YOUR ASSIGNMENT — Each entry must be restated word for word.

EXERCISE DATA —
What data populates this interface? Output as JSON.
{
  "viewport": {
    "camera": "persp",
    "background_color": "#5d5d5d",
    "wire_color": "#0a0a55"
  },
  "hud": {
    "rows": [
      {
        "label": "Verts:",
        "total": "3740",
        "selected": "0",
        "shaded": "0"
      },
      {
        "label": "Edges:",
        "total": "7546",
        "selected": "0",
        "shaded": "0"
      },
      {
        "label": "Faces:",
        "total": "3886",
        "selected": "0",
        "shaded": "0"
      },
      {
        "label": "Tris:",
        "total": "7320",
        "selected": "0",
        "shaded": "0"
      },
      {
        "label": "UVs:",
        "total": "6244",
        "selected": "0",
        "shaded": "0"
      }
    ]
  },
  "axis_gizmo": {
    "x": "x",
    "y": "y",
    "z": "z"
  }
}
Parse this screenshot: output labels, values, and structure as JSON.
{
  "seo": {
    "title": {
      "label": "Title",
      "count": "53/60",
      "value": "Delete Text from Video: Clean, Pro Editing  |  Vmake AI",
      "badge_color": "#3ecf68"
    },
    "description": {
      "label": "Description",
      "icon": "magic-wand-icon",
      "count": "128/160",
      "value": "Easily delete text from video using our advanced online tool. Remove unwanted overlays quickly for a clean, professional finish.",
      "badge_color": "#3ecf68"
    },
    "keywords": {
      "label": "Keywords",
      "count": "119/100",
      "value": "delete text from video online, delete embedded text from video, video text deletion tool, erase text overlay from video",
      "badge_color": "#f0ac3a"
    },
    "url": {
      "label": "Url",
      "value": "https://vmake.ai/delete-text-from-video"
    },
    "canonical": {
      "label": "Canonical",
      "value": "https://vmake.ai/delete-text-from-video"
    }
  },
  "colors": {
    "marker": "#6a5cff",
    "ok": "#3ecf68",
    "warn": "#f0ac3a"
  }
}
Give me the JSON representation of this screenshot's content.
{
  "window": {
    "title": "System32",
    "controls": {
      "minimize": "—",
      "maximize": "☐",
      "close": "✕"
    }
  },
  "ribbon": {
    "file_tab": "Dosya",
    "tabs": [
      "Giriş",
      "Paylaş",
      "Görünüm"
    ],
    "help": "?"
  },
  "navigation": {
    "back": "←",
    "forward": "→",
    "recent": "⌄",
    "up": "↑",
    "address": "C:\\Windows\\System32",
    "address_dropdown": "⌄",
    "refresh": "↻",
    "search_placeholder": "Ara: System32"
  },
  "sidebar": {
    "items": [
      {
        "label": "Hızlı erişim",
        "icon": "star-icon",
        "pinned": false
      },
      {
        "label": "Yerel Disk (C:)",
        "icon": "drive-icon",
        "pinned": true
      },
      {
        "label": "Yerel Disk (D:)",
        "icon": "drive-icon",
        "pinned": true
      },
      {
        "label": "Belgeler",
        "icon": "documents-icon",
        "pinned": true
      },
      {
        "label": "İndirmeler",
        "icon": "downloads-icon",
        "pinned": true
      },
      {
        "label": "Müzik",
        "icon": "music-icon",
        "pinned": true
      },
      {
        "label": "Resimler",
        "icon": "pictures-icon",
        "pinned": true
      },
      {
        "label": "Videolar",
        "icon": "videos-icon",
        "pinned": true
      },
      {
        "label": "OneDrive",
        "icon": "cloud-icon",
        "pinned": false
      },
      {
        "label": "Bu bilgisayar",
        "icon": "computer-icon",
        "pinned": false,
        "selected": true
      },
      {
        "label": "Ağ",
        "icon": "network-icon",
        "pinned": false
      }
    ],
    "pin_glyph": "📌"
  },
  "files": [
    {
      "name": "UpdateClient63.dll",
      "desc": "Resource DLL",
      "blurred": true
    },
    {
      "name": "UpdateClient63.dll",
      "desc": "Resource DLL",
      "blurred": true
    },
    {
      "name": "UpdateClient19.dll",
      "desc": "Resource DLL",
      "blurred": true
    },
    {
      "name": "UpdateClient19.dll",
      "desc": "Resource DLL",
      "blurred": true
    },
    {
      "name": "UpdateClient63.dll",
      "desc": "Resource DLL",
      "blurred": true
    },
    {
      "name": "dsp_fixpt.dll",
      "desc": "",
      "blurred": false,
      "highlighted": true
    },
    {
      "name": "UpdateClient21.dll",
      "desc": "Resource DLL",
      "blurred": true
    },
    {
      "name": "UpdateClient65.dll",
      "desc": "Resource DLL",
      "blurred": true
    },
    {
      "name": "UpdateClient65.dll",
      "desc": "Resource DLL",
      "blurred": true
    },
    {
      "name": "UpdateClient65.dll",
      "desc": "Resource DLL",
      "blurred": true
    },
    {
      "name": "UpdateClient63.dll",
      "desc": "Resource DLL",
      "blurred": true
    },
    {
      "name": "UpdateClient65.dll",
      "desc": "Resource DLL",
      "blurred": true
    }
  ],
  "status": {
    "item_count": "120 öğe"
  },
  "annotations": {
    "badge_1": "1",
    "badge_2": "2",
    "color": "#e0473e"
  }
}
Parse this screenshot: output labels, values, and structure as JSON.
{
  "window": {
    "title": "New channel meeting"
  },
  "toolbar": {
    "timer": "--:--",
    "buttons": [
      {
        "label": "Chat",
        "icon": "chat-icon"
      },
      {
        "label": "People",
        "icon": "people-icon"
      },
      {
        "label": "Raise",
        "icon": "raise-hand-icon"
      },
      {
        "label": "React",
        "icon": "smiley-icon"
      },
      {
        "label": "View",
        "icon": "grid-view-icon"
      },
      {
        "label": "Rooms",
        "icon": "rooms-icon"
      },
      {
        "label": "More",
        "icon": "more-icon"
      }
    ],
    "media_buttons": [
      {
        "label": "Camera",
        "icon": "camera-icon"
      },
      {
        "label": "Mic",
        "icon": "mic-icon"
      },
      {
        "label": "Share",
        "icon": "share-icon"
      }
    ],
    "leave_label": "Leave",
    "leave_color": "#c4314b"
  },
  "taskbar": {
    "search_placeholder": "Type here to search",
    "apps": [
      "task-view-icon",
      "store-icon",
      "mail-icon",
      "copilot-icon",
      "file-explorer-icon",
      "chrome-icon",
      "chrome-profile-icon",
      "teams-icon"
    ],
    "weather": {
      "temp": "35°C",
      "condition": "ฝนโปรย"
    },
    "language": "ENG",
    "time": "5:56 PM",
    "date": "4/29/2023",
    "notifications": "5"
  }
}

YOUR RESPONSE —
What data populates this interface? Output as JSON.
{
  "viewport": {
    "camera": "persp",
    "background_color": "#5d5d5d",
    "wire_color": "#0a0a55"
  },
  "hud": {
    "rows": [
      {
        "label": "Verts:",
        "total": "3740",
        "selected": "0",
        "shaded": "0"
      },
      {
        "label": "Edges:",
        "total": "7546",
        "selected": "0",
        "shaded": "0"
      },
      {
        "label": "Faces:",
        "total": "3886",
        "selected": "0",
        "shaded": "0"
      },
      {
        "label": "Tris:",
        "total": "7320",
        "selected": "0",
        "shaded": "0"
      },
      {
        "label": "UVs:",
        "total": "6244",
        "selected": "0",
        "shaded": "0"
      }
    ]
  },
  "axis_gizmo": {
    "x": "x",
    "y": "y",
    "z": "z"
  }
}
Parse this screenshot: output labels, values, and structure as JSON.
{
  "seo": {
    "title": {
      "label": "Title",
      "count": "53/60",
      "value": "Delete Text from Video: Clean, Pro Editing  |  Vmake AI",
      "badge_color": "#3ecf68"
    },
    "description": {
      "label": "Description",
      "icon": "magic-wand-icon",
      "count": "128/160",
      "value": "Easily delete text from video using our advanced online tool. Remove unwanted overlays quickly for a clean, professional finish.",
      "badge_color": "#3ecf68"
    },
    "keywords": {
      "label": "Keywords",
      "count": "119/100",
      "value": "delete text from video online, delete embedded text from video, video text deletion tool, erase text overlay from video",
      "badge_color": "#f0ac3a"
    },
    "url": {
      "label": "Url",
      "value": "https://vmake.ai/delete-text-from-video"
    },
    "canonical": {
      "label": "Canonical",
      "value": "https://vmake.ai/delete-text-from-video"
    }
  },
  "colors": {
    "marker": "#6a5cff",
    "ok": "#3ecf68",
    "warn": "#f0ac3a"
  }
}
Give me the JSON representation of this screenshot's content.
{
  "window": {
    "title": "System32",
    "controls": {
      "minimize": "—",
      "maximize": "☐",
      "close": "✕"
    }
  },
  "ribbon": {
    "file_tab": "Dosya",
    "tabs": [
      "Giriş",
      "Paylaş",
      "Görünüm"
    ],
    "help": "?"
  },
  "navigation": {
    "back": "←",
    "forward": "→",
    "recent": "⌄",
    "up": "↑",
    "address": "C:\\Windows\\System32",
    "address_dropdown": "⌄",
    "refresh": "↻",
    "search_placeholder": "Ara: System32"
  },
  "sidebar": {
    "items": [
      {
        "label": "Hızlı erişim",
        "icon": "star-icon",
        "pinned": false
      },
      {
        "label": "Yerel Disk (C:)",
        "icon": "drive-icon",
        "pinned": true
      },
      {
        "label": "Yerel Disk (D:)",
        "icon": "drive-icon",
        "pinned": true
      },
      {
        "label": "Belgeler",
        "icon": "documents-icon",
        "pinned": true
      },
      {
        "label": "İndirmeler",
        "icon": "downloads-icon",
        "pinned": true
      },
      {
        "label": "Müzik",
        "icon": "music-icon",
        "pinned": true
      },
      {
        "label": "Resimler",
        "icon": "pictures-icon",
        "pinned": true
      },
      {
        "label": "Videolar",
        "icon": "videos-icon",
        "pinned": true
      },
      {
        "label": "OneDrive",
        "icon": "cloud-icon",
        "pinned": false
      },
      {
        "label": "Bu bilgisayar",
        "icon": "computer-icon",
        "pinned": false,
        "selected": true
      },
      {
        "label": "Ağ",
        "icon": "network-icon",
        "pinned": false
      }
    ],
    "pin_glyph": "📌"
  },
  "files": [
    {
      "name": "UpdateClient63.dll",
      "desc": "Resource DLL",
      "blurred": true
    },
    {
      "name": "UpdateClient63.dll",
      "desc": "Resource DLL",
      "blurred": true
    },
    {
      "name": "UpdateClient19.dll",
      "desc": "Resource DLL",
      "blurred": true
    },
    {
      "name": "UpdateClient19.dll",
      "desc": "Resource DLL",
      "blurred": true
    },
    {
      "name": "UpdateClient63.dll",
      "desc": "Resource DLL",
      "blurred": true
    },
    {
      "name": "dsp_fixpt.dll",
      "desc": "",
      "blurred": false,
      "highlighted": true
    },
    {
      "name": "UpdateClient21.dll",
      "desc": "Resource DLL",
      "blurred": true
    },
    {
      "name": "UpdateClient65.dll",
      "desc": "Resource DLL",
      "blurred": true
    },
    {
      "name": "UpdateClient65.dll",
      "desc": "Resource DLL",
      "blurred": true
    },
    {
      "name": "UpdateClient65.dll",
      "desc": "Resource DLL",
      "blurred": true
    },
    {
      "name": "UpdateClient63.dll",
      "desc": "Resource DLL",
      "blurred": true
    },
    {
      "name": "UpdateClient65.dll",
      "desc": "Resource DLL",
      "blurred": true
    }
  ],
  "status": {
    "item_count": "120 öğe"
  },
  "annotations": {
    "badge_1": "1",
    "badge_2": "2",
    "color": "#e0473e"
  }
}
Parse this screenshot: output labels, values, and structure as JSON.
{
  "window": {
    "title": "New channel meeting"
  },
  "toolbar": {
    "timer": "--:--",
    "buttons": [
      {
        "label": "Chat",
        "icon": "chat-icon"
      },
      {
        "label": "People",
        "icon": "people-icon"
      },
      {
        "label": "Raise",
        "icon": "raise-hand-icon"
      },
      {
        "label": "React",
        "icon": "smiley-icon"
      },
      {
        "label": "View",
        "icon": "grid-view-icon"
      },
      {
        "label": "Rooms",
        "icon": "rooms-icon"
      },
      {
        "label": "More",
        "icon": "more-icon"
      }
    ],
    "media_buttons": [
      {
        "label": "Camera",
        "icon": "camera-icon"
      },
      {
        "label": "Mic",
        "icon": "mic-icon"
      },
      {
        "label": "Share",
        "icon": "share-icon"
      }
    ],
    "leave_label": "Leave",
    "leave_color": "#c4314b"
  },
  "taskbar": {
    "search_placeholder": "Type here to search",
    "apps": [
      "task-view-icon",
      "store-icon",
      "mail-icon",
      "copilot-icon",
      "file-explorer-icon",
      "chrome-icon",
      "chrome-profile-icon",
      "teams-icon"
    ],
    "weather": {
      "temp": "35°C",
      "condition": "ฝนโปรย"
    },
    "language": "ENG",
    "time": "5:56 PM",
    "date": "4/29/2023",
    "notifications": "5"
  }
}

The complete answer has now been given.